China says it wants to be a good global citizen, not an arrogant superpower indifferent to its neighbours. Yet China does not accept membership of the intergovernmental agency intended to regulate the most international of Tibetan rivers: the Mekong River Commission. China, like many upstream countries, insists on bilateral negotiations, in which it has the upper hand.

In Delhi and Beijing, as well as Dhaka, Islamabad, Hanoi and Vientiane the metaphor of Tibet as Asia’s water tower grows ever stronger, a remarkable attribution for one of the more arid inland upland sectors of inner Asia. In all these capitals whose national lifeblood is the waters of Tibet, the official gaze turns apprehensively up to the melting glaciers, yet somehow misses the emptied grasslands, the immobilised nomads, and the degraded pastures no-one has seriously tried to rehabilitate.

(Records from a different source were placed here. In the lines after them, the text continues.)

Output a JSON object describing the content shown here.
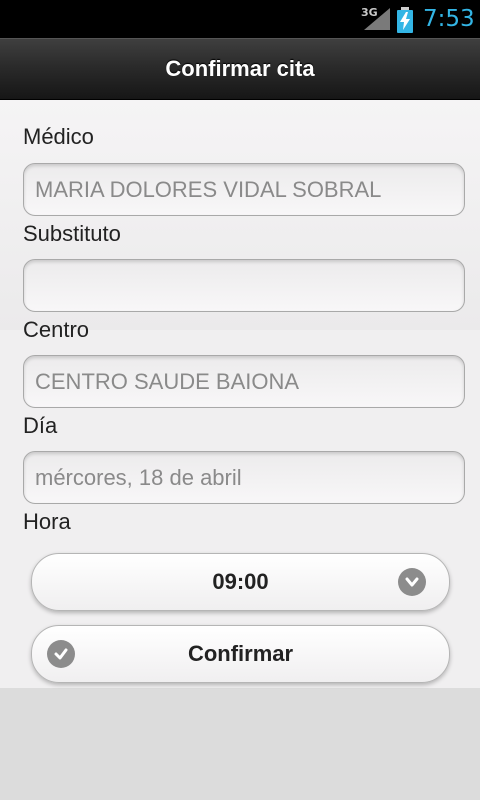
{
  "status_bar": {
    "network": "3G",
    "time": "7:53"
  },
  "header": {
    "title": "Confirmar cita"
  },
  "form": {
    "medico": {
      "label": "Médico",
      "value": "MARIA DOLORES VIDAL SOBRAL"
    },
    "substituto": {
      "label": "Substituto",
      "value": ""
    },
    "centro": {
      "label": "Centro",
      "value": "CENTRO SAUDE BAIONA"
    },
    "dia": {
      "label": "Día",
      "value": "mércores, 18 de abril"
    },
    "hora": {
      "label": "Hora",
      "value": "09:00"
    }
  },
  "actions": {
    "confirm_label": "Confirmar"
  },
  "icons": {
    "signal": "signal-icon",
    "battery": "battery-charging-icon",
    "dropdown": "chevron-down-icon",
    "confirm": "check-icon"
  }
}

The Tibetan Plateau is the size of India’s eight biggest states combined. It is so big and high, a vast island in the sky, it bends the upper atmospheric jetstream around it. The intense cold of Tibet in winter, followed by the quick and intense warming of the plateau in spring, drive the Indian monsoon. The best predictor of whether the coming monsoon will be strong or weak, early or late, is the amount of snow cover in Tibet in later winter and early spring. The greater the snow cover, the more sunlight is reflected back into space, the less is the heating of bare dark rock above the treeline, which makes for a weak, even a failing monsoon. This is a quite recent discovery by meteorologists of the teleconnections linking the fates of India and Tibet.

What power is capable of pulling through the sky all those billions of tons of water floating in clouds forming over the Indian Ocean and Bay of Bengal, drawing them in across India? It is the power of the intense low pressure over Tibet in spring and summer.

Not only is India downstream from Tibet, dependent on Tibetan water for life, India relies even more on Tibet as the engine of the monsoon. We already know that due to climate change, the monsoon is becoming more extreme, more erratic and unpredictable.

If the industrialisation of Tibet, and the exclusion of the nomads, gets to a point where the Tibetan Plateau’s capacity to regulate the monsoon is compromised, India will bear the brunt. It only takes an unseasonal snowfall across Tibet in late winter or early spring to reflect the heat of the returning sun back into space, leaving Tibet exceptionally cold, slow to heat and thus slow to draw the monsoon clouds inland.
We are all more interconnected than we notice. Tibet and India are one fused land, sharing a common destiny. India is now realising that the fate of Tibet is also the fate of India. Buddhists of both India and Tibet have always called this pratityasamutpada: interdependence, a fundamental principle of ecology known in India thousands of years before the science of ecology.